Are all your OT systems IT-enabled? As a provider of technical advisory services, TD Watts Consulting suggests you do not skip this.
In this entry, we discuss how the OT (Operational Technology) systems’ integration of IT (Information Technology) capabilities and innovations were sure, but a slow progression, and why half the success of keeping IT-enabled OT systems is in maintaining them.
To begin, it is helpful to understand that such integration was only a matter of time considering the pace that IT (Information Technology) has advanced. Aside from that, OT is core foundational technology—think transportation systems, scientific equipment, data acquisition (DAQ) systems, and remote terminal units (RTUs), etc.

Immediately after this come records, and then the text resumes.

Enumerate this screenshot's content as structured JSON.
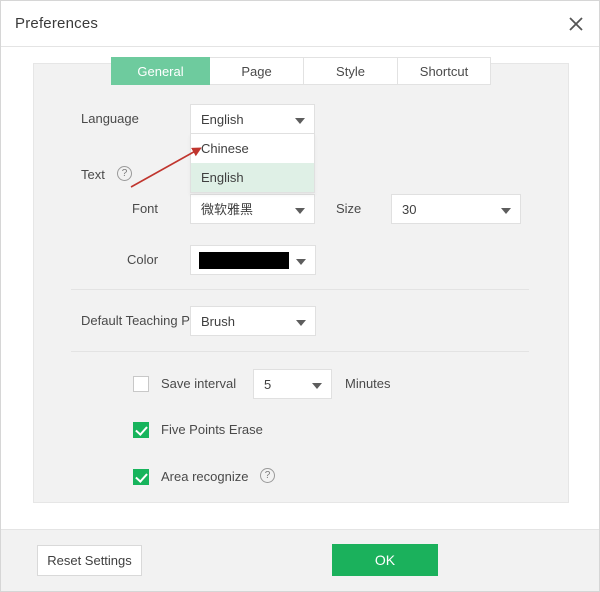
{
  "window": {
    "title": "Preferences",
    "close_icon": "close-icon"
  },
  "tabs": [
    {
      "label": "General",
      "active": true
    },
    {
      "label": "Page",
      "active": false
    },
    {
      "label": "Style",
      "active": false
    },
    {
      "label": "Shortcut",
      "active": false
    }
  ],
  "form": {
    "language": {
      "label": "Language",
      "value": "English",
      "open": true,
      "options": [
        {
          "label": "Chinese",
          "selected": false
        },
        {
          "label": "English",
          "selected": true
        }
      ]
    },
    "text_section": {
      "label": "Text",
      "help_icon": "help-icon",
      "help_glyph": "?"
    },
    "font": {
      "label": "Font",
      "value": "微软雅黑"
    },
    "size": {
      "label": "Size",
      "value": "30"
    },
    "color": {
      "label": "Color",
      "value": "#000000"
    },
    "teaching": {
      "label": "Default Teaching P",
      "value": "Brush"
    },
    "save_interval": {
      "label": "Save interval",
      "checked": false,
      "value": "5",
      "unit": "Minutes"
    },
    "five_points_erase": {
      "label": "Five Points Erase",
      "checked": true
    },
    "area_recognize": {
      "label": "Area recognize",
      "checked": true,
      "help_glyph": "?"
    }
  },
  "footer": {
    "reset_label": "Reset Settings",
    "ok_label": "OK"
  },
  "colors": {
    "accent_green": "#1bb15c",
    "tab_active_green": "#6ecb9e",
    "dropdown_highlight": "#dff0e6",
    "annotation_red": "#d0342c"
  }
}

This advancement meant multiple deployments, which, in turn, required expanded connectivity and equipment maintenance, not to mention, the convenience in everyday operations brought about by IT automation.

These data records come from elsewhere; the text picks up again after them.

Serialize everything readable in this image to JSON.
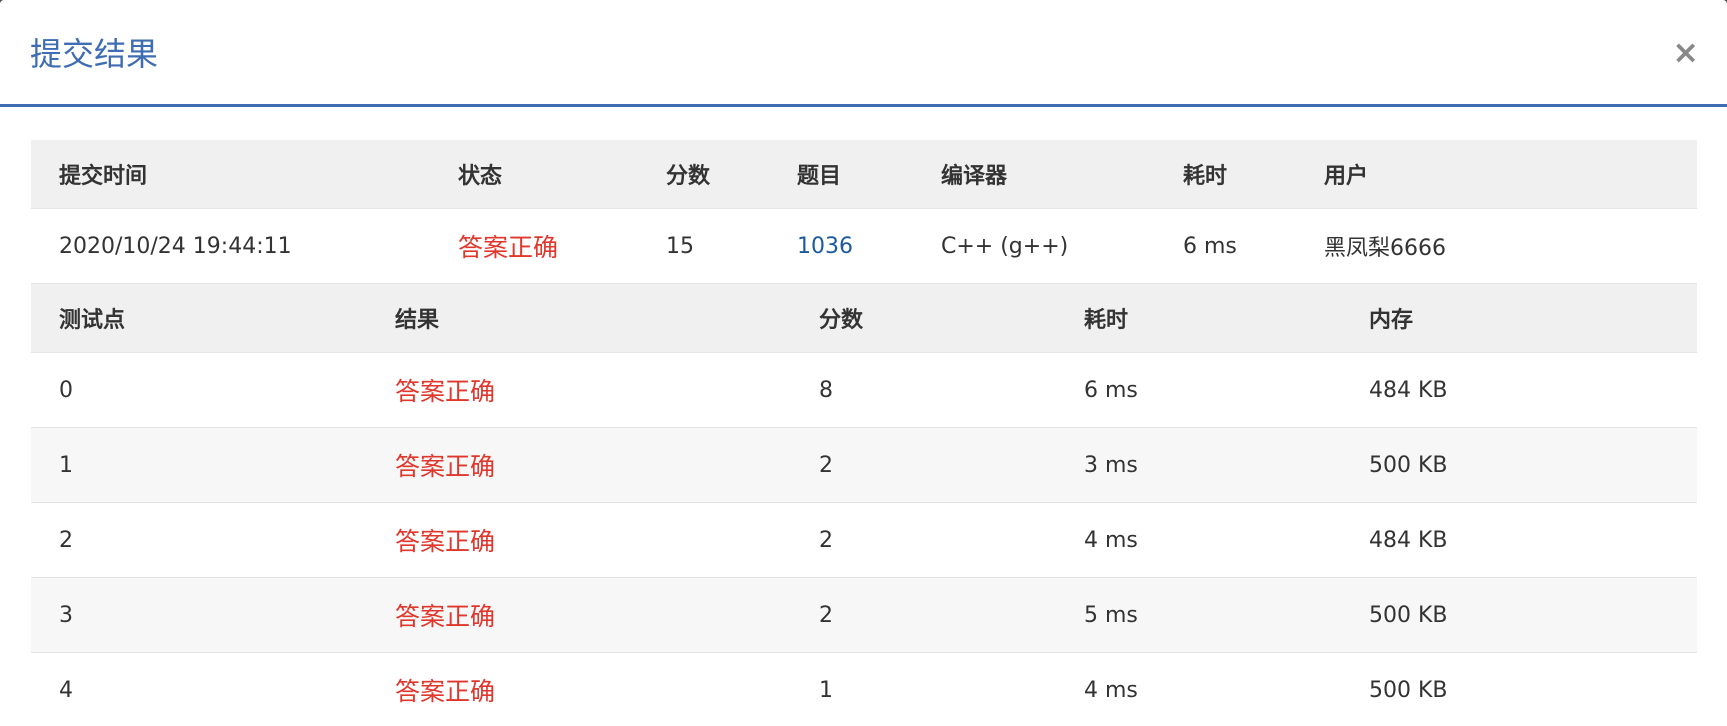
{
  "dialog": {
    "title": "提交结果",
    "close": "×"
  },
  "summary": {
    "headers": [
      "提交时间",
      "状态",
      "分数",
      "题目",
      "编译器",
      "耗时",
      "用户"
    ],
    "row": {
      "time": "2020/10/24 19:44:11",
      "status": "答案正确",
      "score": "15",
      "problem": "1036",
      "compiler": "C++ (g++)",
      "duration": "6 ms",
      "user": "黑凤梨6666"
    }
  },
  "tests": {
    "headers": [
      "测试点",
      "结果",
      "分数",
      "耗时",
      "内存"
    ],
    "rows": [
      {
        "id": "0",
        "result": "答案正确",
        "score": "8",
        "time": "6 ms",
        "memory": "484 KB"
      },
      {
        "id": "1",
        "result": "答案正确",
        "score": "2",
        "time": "3 ms",
        "memory": "500 KB"
      },
      {
        "id": "2",
        "result": "答案正确",
        "score": "2",
        "time": "4 ms",
        "memory": "484 KB"
      },
      {
        "id": "3",
        "result": "答案正确",
        "score": "2",
        "time": "5 ms",
        "memory": "500 KB"
      },
      {
        "id": "4",
        "result": "答案正确",
        "score": "1",
        "time": "4 ms",
        "memory": "500 KB"
      }
    ]
  },
  "colors": {
    "accent": "#3f6db3",
    "success": "#e0372d",
    "link": "#1a5a9e"
  }
}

However, because most of the systems with OT function have traditionally functioned independently, the integration of IT functions has led to increased vulnerabilities, new areas to compromise, and hence, cybersecurity risks.
But these vulnerabilities are no simple liabilities; they are a matter of national security since OT runs critical infrastructures and key resources, such as banking and finance, emergency services, shipping, transportation, etc.

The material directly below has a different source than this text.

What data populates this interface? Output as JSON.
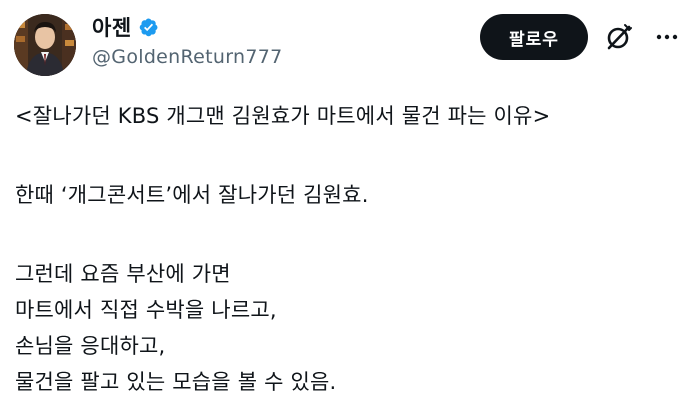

As of July this year, the National Security Agency (NSA) and the Cybersecurity and Infrastructure Security Agency (CISA) of the Department of Homeland Security (DHS) have reminded American companies to tighten security measures across all their OT systems and Industrial Control Systems (ICSs).
Fortunately, security measures are doable. For one, efforts must be centered on developing appropriate responses to potential cybersecurity risks. To do so, consider performing risk modeling, isolating and containing components, defining the attack patterns used, and finally, implementing a supply chain that is secured at all points.